### REQUIRED WORK
When a line in the entries contains the word "badge", copy that line in full.

### STUDY MATERIAL
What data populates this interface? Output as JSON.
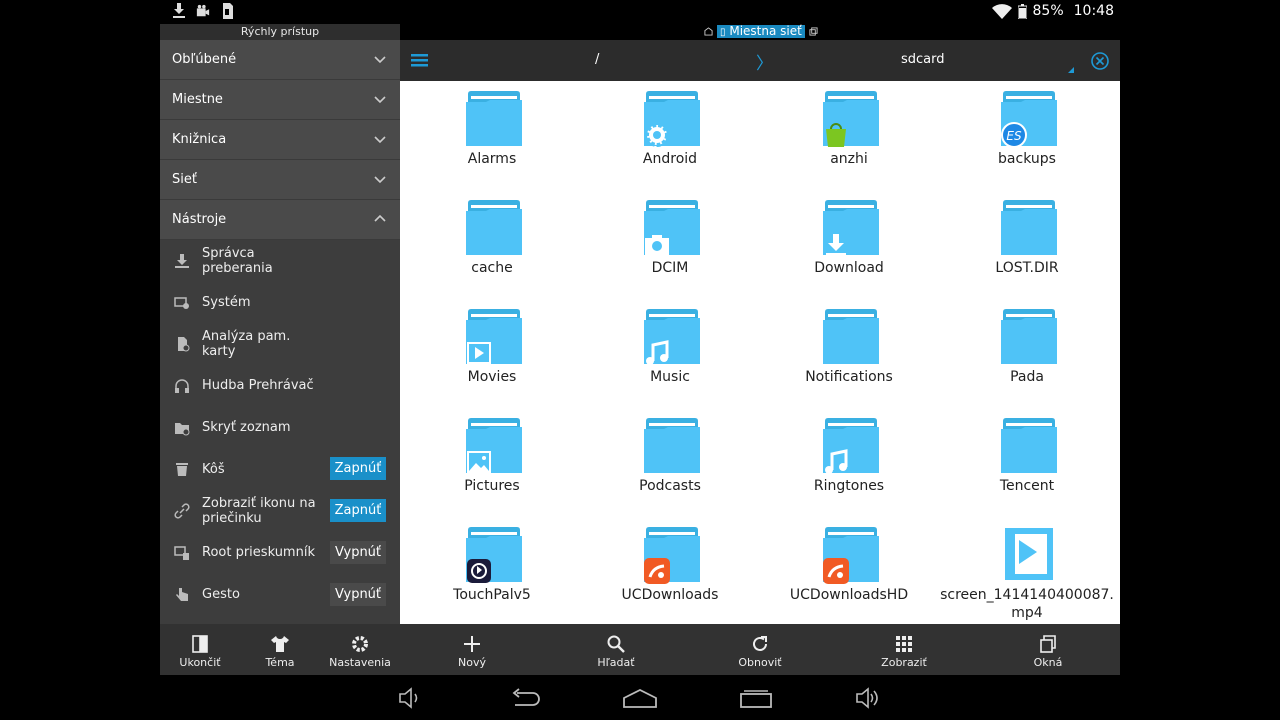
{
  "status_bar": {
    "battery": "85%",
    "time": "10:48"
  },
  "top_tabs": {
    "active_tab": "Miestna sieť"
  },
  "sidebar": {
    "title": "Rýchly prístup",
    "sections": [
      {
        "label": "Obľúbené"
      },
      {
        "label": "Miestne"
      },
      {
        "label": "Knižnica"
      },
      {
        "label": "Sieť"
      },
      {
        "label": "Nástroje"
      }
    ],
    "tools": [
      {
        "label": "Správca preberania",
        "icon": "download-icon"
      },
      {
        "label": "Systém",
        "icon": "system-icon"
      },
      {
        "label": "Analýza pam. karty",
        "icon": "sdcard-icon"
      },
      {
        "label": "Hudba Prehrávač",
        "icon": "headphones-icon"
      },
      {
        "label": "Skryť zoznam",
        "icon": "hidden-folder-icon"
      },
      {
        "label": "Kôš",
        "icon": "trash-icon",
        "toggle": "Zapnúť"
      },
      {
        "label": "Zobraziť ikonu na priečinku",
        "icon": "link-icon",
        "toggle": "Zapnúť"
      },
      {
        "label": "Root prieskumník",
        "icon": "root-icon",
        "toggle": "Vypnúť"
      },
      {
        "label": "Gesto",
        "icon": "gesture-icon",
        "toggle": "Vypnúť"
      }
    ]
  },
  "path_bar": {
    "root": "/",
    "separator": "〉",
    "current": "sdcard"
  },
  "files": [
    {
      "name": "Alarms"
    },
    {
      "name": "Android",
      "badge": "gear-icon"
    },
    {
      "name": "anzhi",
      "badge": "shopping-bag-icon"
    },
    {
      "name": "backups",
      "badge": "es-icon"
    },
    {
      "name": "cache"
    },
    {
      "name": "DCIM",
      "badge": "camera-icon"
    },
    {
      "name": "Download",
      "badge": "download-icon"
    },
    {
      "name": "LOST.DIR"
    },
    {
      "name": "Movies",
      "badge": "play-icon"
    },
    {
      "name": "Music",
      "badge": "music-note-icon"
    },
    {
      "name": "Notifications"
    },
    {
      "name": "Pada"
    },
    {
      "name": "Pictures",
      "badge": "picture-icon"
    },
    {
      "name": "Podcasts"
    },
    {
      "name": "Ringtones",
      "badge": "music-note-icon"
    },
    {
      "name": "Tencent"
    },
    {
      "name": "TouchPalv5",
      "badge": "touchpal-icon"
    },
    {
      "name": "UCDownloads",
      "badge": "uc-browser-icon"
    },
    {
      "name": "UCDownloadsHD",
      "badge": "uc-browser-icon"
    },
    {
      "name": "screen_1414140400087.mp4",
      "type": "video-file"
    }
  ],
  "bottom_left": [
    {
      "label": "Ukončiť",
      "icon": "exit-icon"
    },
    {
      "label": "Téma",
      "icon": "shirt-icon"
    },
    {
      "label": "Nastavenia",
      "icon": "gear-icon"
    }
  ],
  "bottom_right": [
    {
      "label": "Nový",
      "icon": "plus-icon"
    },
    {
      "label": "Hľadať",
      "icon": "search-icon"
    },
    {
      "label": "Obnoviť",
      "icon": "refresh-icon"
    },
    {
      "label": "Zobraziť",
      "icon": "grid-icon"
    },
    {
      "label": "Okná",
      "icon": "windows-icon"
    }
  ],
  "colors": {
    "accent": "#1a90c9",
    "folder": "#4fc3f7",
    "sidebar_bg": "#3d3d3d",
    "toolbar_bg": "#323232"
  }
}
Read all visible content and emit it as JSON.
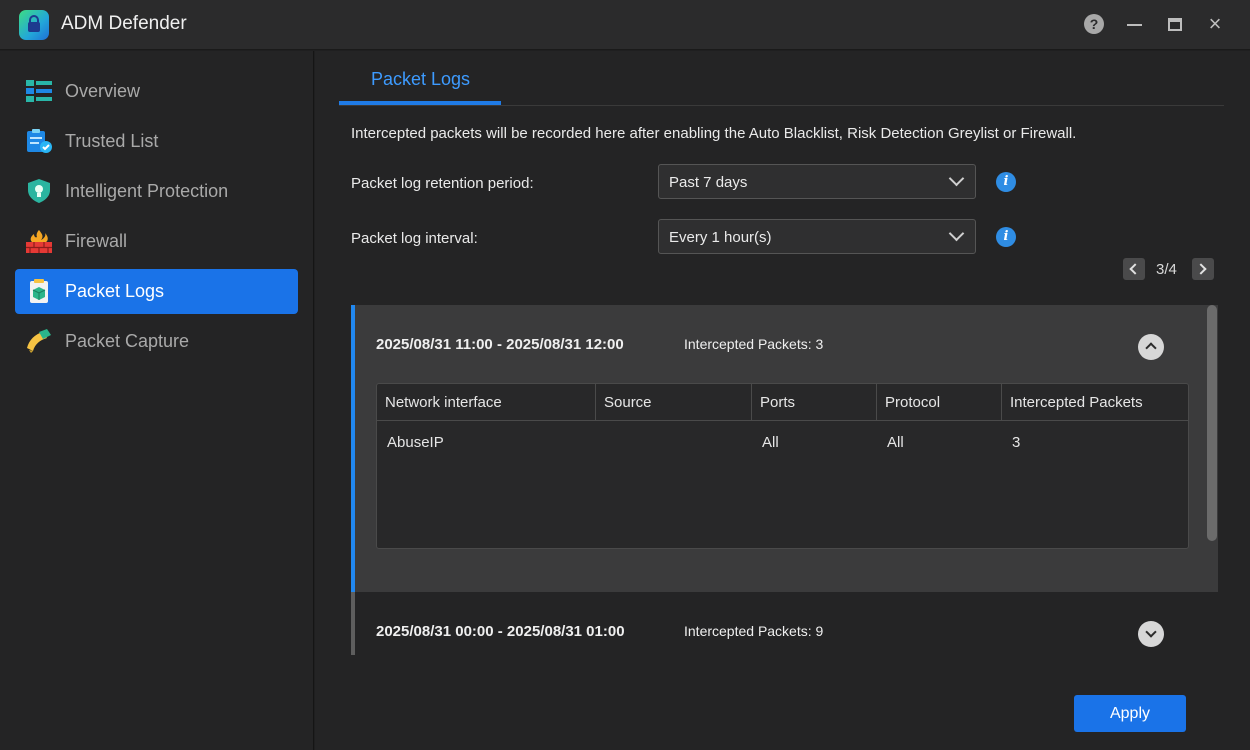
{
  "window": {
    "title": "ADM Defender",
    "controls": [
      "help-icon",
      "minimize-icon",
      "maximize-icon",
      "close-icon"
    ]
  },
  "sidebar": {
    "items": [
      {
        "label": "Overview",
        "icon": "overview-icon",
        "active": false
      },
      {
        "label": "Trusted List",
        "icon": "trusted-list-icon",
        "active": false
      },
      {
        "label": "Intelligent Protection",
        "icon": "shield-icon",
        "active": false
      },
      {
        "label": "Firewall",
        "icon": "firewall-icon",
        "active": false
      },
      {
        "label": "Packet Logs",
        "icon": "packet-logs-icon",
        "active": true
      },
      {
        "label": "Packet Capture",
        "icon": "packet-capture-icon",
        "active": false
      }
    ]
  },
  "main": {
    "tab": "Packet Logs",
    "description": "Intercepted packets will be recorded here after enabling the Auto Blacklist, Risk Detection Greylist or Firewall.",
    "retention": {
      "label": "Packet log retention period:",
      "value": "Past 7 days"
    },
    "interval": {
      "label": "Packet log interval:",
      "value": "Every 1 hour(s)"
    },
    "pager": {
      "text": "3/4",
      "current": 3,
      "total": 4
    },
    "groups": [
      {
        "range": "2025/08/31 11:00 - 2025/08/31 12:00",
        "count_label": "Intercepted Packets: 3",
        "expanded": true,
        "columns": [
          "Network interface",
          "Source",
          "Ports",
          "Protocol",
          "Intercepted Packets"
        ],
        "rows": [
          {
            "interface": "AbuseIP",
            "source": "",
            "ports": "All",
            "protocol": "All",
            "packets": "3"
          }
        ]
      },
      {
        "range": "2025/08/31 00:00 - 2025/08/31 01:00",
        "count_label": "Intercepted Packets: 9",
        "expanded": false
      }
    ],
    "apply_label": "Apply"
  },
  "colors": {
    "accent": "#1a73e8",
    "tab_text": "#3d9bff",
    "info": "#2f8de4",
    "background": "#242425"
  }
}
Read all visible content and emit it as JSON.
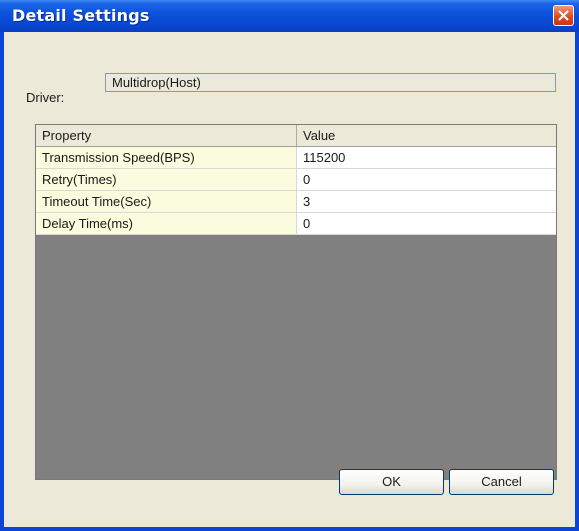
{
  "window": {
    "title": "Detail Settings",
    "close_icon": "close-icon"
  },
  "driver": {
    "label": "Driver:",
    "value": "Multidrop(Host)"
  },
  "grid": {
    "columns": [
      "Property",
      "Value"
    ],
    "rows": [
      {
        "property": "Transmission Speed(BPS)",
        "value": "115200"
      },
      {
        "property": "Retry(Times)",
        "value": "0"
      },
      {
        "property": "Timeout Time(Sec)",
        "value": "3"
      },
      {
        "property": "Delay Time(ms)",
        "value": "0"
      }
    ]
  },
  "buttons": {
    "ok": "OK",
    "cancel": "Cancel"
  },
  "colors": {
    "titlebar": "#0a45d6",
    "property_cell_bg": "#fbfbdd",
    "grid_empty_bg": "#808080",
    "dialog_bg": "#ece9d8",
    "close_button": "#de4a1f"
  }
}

### EXPECTED OUTPUT
      "badge": "gear-icon"
      "badge": "shopping-bag-icon"
      "badge": "es-icon"
      "badge": "camera-icon"
      "badge": "download-icon"
      "badge": "play-icon"
      "badge": "music-note-icon"
      "badge": "picture-icon"
      "badge": "music-note-icon"
      "badge": "touchpal-icon"
      "badge": "uc-browser-icon"
      "badge": "uc-browser-icon"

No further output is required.